Records excerpted from a collection »
BEGIN

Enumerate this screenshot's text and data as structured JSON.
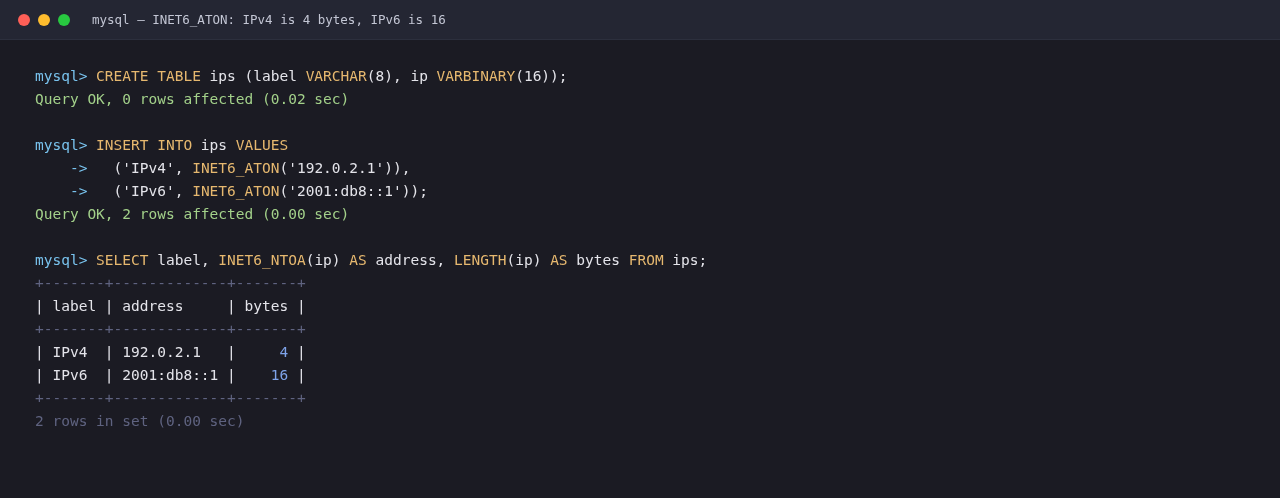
{
  "window": {
    "title": "mysql — INET6_ATON: IPv4 is 4 bytes, IPv6 is 16"
  },
  "blocks": [
    [
      [
        {
          "kind": "prompt",
          "text": "mysql> "
        },
        {
          "kind": "keyword",
          "text": "CREATE TABLE"
        },
        {
          "kind": "plain",
          "text": " ips (label "
        },
        {
          "kind": "keyword",
          "text": "VARCHAR"
        },
        {
          "kind": "plain",
          "text": "(8), ip "
        },
        {
          "kind": "keyword",
          "text": "VARBINARY"
        },
        {
          "kind": "plain",
          "text": "(16));"
        }
      ],
      [
        {
          "kind": "ok",
          "text": "Query OK, 0 rows affected (0.02 sec)"
        }
      ]
    ],
    [
      [
        {
          "kind": "prompt",
          "text": "mysql> "
        },
        {
          "kind": "keyword",
          "text": "INSERT INTO"
        },
        {
          "kind": "plain",
          "text": " ips "
        },
        {
          "kind": "keyword",
          "text": "VALUES"
        }
      ],
      [
        {
          "kind": "prompt",
          "text": "    ->   "
        },
        {
          "kind": "plain",
          "text": "('IPv4', "
        },
        {
          "kind": "keyword",
          "text": "INET6_ATON"
        },
        {
          "kind": "plain",
          "text": "('192.0.2.1')),"
        }
      ],
      [
        {
          "kind": "prompt",
          "text": "    ->   "
        },
        {
          "kind": "plain",
          "text": "('IPv6', "
        },
        {
          "kind": "keyword",
          "text": "INET6_ATON"
        },
        {
          "kind": "plain",
          "text": "('2001:db8::1'));"
        }
      ],
      [
        {
          "kind": "ok",
          "text": "Query OK, 2 rows affected (0.00 sec)"
        }
      ]
    ],
    [
      [
        {
          "kind": "prompt",
          "text": "mysql> "
        },
        {
          "kind": "keyword",
          "text": "SELECT"
        },
        {
          "kind": "plain",
          "text": " label, "
        },
        {
          "kind": "keyword",
          "text": "INET6_NTOA"
        },
        {
          "kind": "plain",
          "text": "(ip) "
        },
        {
          "kind": "keyword",
          "text": "AS"
        },
        {
          "kind": "plain",
          "text": " address, "
        },
        {
          "kind": "keyword",
          "text": "LENGTH"
        },
        {
          "kind": "plain",
          "text": "(ip) "
        },
        {
          "kind": "keyword",
          "text": "AS"
        },
        {
          "kind": "plain",
          "text": " bytes "
        },
        {
          "kind": "keyword",
          "text": "FROM"
        },
        {
          "kind": "plain",
          "text": " ips;"
        }
      ],
      [
        {
          "kind": "dim",
          "text": "+-------+-------------+-------+"
        }
      ],
      [
        {
          "kind": "plain",
          "text": "| label | address     | bytes |"
        }
      ],
      [
        {
          "kind": "dim",
          "text": "+-------+-------------+-------+"
        }
      ],
      [
        {
          "kind": "plain",
          "text": "| IPv4  | 192.0.2.1   |     "
        },
        {
          "kind": "number",
          "text": "4"
        },
        {
          "kind": "plain",
          "text": " |"
        }
      ],
      [
        {
          "kind": "plain",
          "text": "| IPv6  | 2001:db8::1 |    "
        },
        {
          "kind": "number",
          "text": "16"
        },
        {
          "kind": "plain",
          "text": " |"
        }
      ],
      [
        {
          "kind": "dim",
          "text": "+-------+-------------+-------+"
        }
      ],
      [
        {
          "kind": "dim",
          "text": "2 rows in set (0.00 sec)"
        }
      ]
    ]
  ]
}
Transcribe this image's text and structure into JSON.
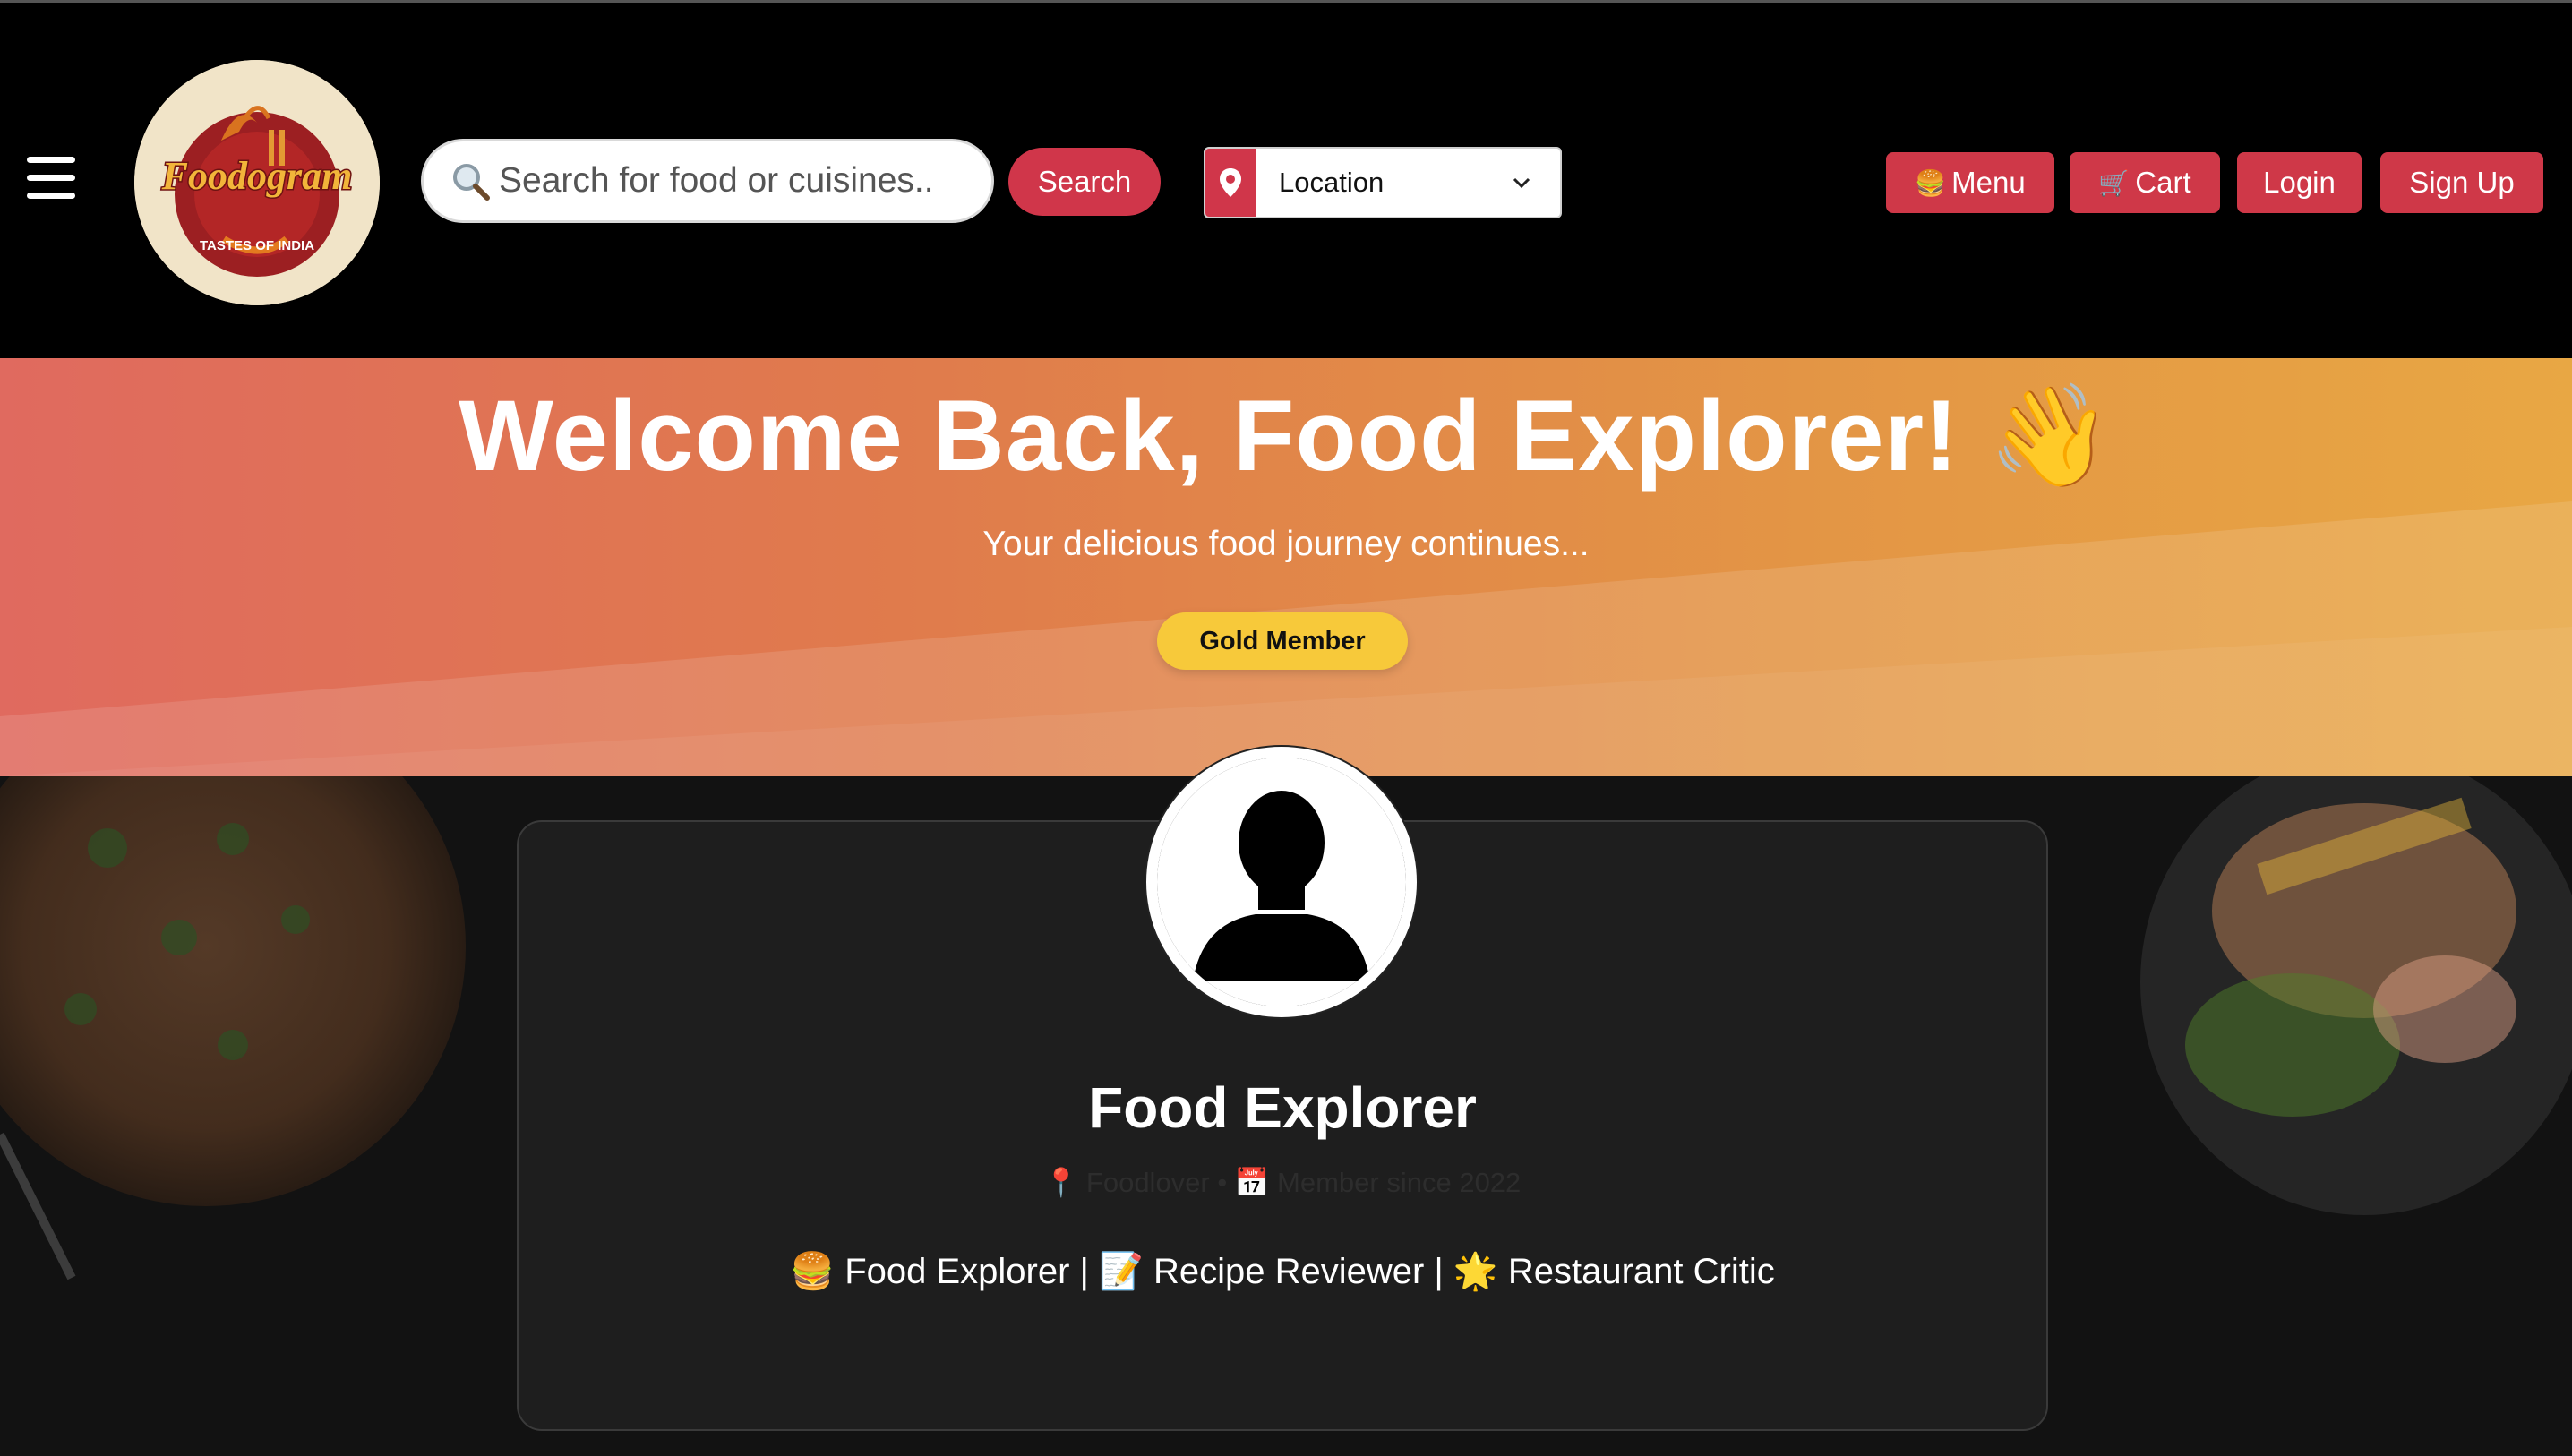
{
  "header": {
    "logo": {
      "brand": "Foodogram",
      "tagline": "TASTES OF INDIA"
    },
    "search": {
      "placeholder": "Search for food or cuisines..",
      "button_label": "Search"
    },
    "location": {
      "selected": "Location"
    },
    "nav": [
      {
        "label": "Menu",
        "icon": "🍔"
      },
      {
        "label": "Cart",
        "icon": "🛒"
      },
      {
        "label": "Login"
      },
      {
        "label": "Sign Up"
      }
    ]
  },
  "hero": {
    "title": "Welcome Back, Food Explorer! 👋",
    "subtitle": "Your delicious food journey continues...",
    "badge": "Gold Member"
  },
  "profile": {
    "name": "Food Explorer",
    "meta": "📍 Foodlover • 📅 Member since 2022",
    "tags": "🍔 Food Explorer | 📝 Recipe Reviewer | 🌟 Restaurant Critic"
  },
  "colors": {
    "accent": "#cf3848",
    "badge": "#f7c93a",
    "hero_start": "#e06a5f",
    "hero_end": "#e8a744"
  }
}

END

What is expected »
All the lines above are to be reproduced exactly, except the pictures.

Response area »
Enumerate this screenshot's text and data as structured JSON.
{
  "window": {
    "title": "mysql — INET6_ATON: IPv4 is 4 bytes, IPv6 is 16"
  },
  "blocks": [
    [
      [
        {
          "kind": "prompt",
          "text": "mysql> "
        },
        {
          "kind": "keyword",
          "text": "CREATE TABLE"
        },
        {
          "kind": "plain",
          "text": " ips (label "
        },
        {
          "kind": "keyword",
          "text": "VARCHAR"
        },
        {
          "kind": "plain",
          "text": "(8), ip "
        },
        {
          "kind": "keyword",
          "text": "VARBINARY"
        },
        {
          "kind": "plain",
          "text": "(16));"
        }
      ],
      [
        {
          "kind": "ok",
          "text": "Query OK, 0 rows affected (0.02 sec)"
        }
      ]
    ],
    [
      [
        {
          "kind": "prompt",
          "text": "mysql> "
        },
        {
          "kind": "keyword",
          "text": "INSERT INTO"
        },
        {
          "kind": "plain",
          "text": " ips "
        },
        {
          "kind": "keyword",
          "text": "VALUES"
        }
      ],
      [
        {
          "kind": "prompt",
          "text": "    ->   "
        },
        {
          "kind": "plain",
          "text": "('IPv4', "
        },
        {
          "kind": "keyword",
          "text": "INET6_ATON"
        },
        {
          "kind": "plain",
          "text": "('192.0.2.1')),"
        }
      ],
      [
        {
          "kind": "prompt",
          "text": "    ->   "
        },
        {
          "kind": "plain",
          "text": "('IPv6', "
        },
        {
          "kind": "keyword",
          "text": "INET6_ATON"
        },
        {
          "kind": "plain",
          "text": "('2001:db8::1'));"
        }
      ],
      [
        {
          "kind": "ok",
          "text": "Query OK, 2 rows affected (0.00 sec)"
        }
      ]
    ],
    [
      [
        {
          "kind": "prompt",
          "text": "mysql> "
        },
        {
          "kind": "keyword",
          "text": "SELECT"
        },
        {
          "kind": "plain",
          "text": " label, "
        },
        {
          "kind": "keyword",
          "text": "INET6_NTOA"
        },
        {
          "kind": "plain",
          "text": "(ip) "
        },
        {
          "kind": "keyword",
          "text": "AS"
        },
        {
          "kind": "plain",
          "text": " address, "
        },
        {
          "kind": "keyword",
          "text": "LENGTH"
        },
        {
          "kind": "plain",
          "text": "(ip) "
        },
        {
          "kind": "keyword",
          "text": "AS"
        },
        {
          "kind": "plain",
          "text": " bytes "
        },
        {
          "kind": "keyword",
          "text": "FROM"
        },
        {
          "kind": "plain",
          "text": " ips;"
        }
      ],
      [
        {
          "kind": "dim",
          "text": "+-------+-------------+-------+"
        }
      ],
      [
        {
          "kind": "plain",
          "text": "| label | address     | bytes |"
        }
      ],
      [
        {
          "kind": "dim",
          "text": "+-------+-------------+-------+"
        }
      ],
      [
        {
          "kind": "plain",
          "text": "| IPv4  | 192.0.2.1   |     "
        },
        {
          "kind": "number",
          "text": "4"
        },
        {
          "kind": "plain",
          "text": " |"
        }
      ],
      [
        {
          "kind": "plain",
          "text": "| IPv6  | 2001:db8::1 |    "
        },
        {
          "kind": "number",
          "text": "16"
        },
        {
          "kind": "plain",
          "text": " |"
        }
      ],
      [
        {
          "kind": "dim",
          "text": "+-------+-------------+-------+"
        }
      ],
      [
        {
          "kind": "dim",
          "text": "2 rows in set (0.00 sec)"
        }
      ]
    ]
  ]
}
Transcribe this image's text and structure into JSON.
{
  "header": {
    "logo": {
      "brand": "Foodogram",
      "tagline": "TASTES OF INDIA"
    },
    "search": {
      "placeholder": "Search for food or cuisines..",
      "button_label": "Search"
    },
    "location": {
      "selected": "Location"
    },
    "nav": [
      {
        "label": "Menu",
        "icon": "🍔"
      },
      {
        "label": "Cart",
        "icon": "🛒"
      },
      {
        "label": "Login"
      },
      {
        "label": "Sign Up"
      }
    ]
  },
  "hero": {
    "title": "Welcome Back, Food Explorer! 👋",
    "subtitle": "Your delicious food journey continues...",
    "badge": "Gold Member"
  },
  "profile": {
    "name": "Food Explorer",
    "meta": "📍 Foodlover • 📅 Member since 2022",
    "tags": "🍔 Food Explorer | 📝 Recipe Reviewer | 🌟 Restaurant Critic"
  },
  "colors": {
    "accent": "#cf3848",
    "badge": "#f7c93a",
    "hero_start": "#e06a5f",
    "hero_end": "#e8a744"
  }
}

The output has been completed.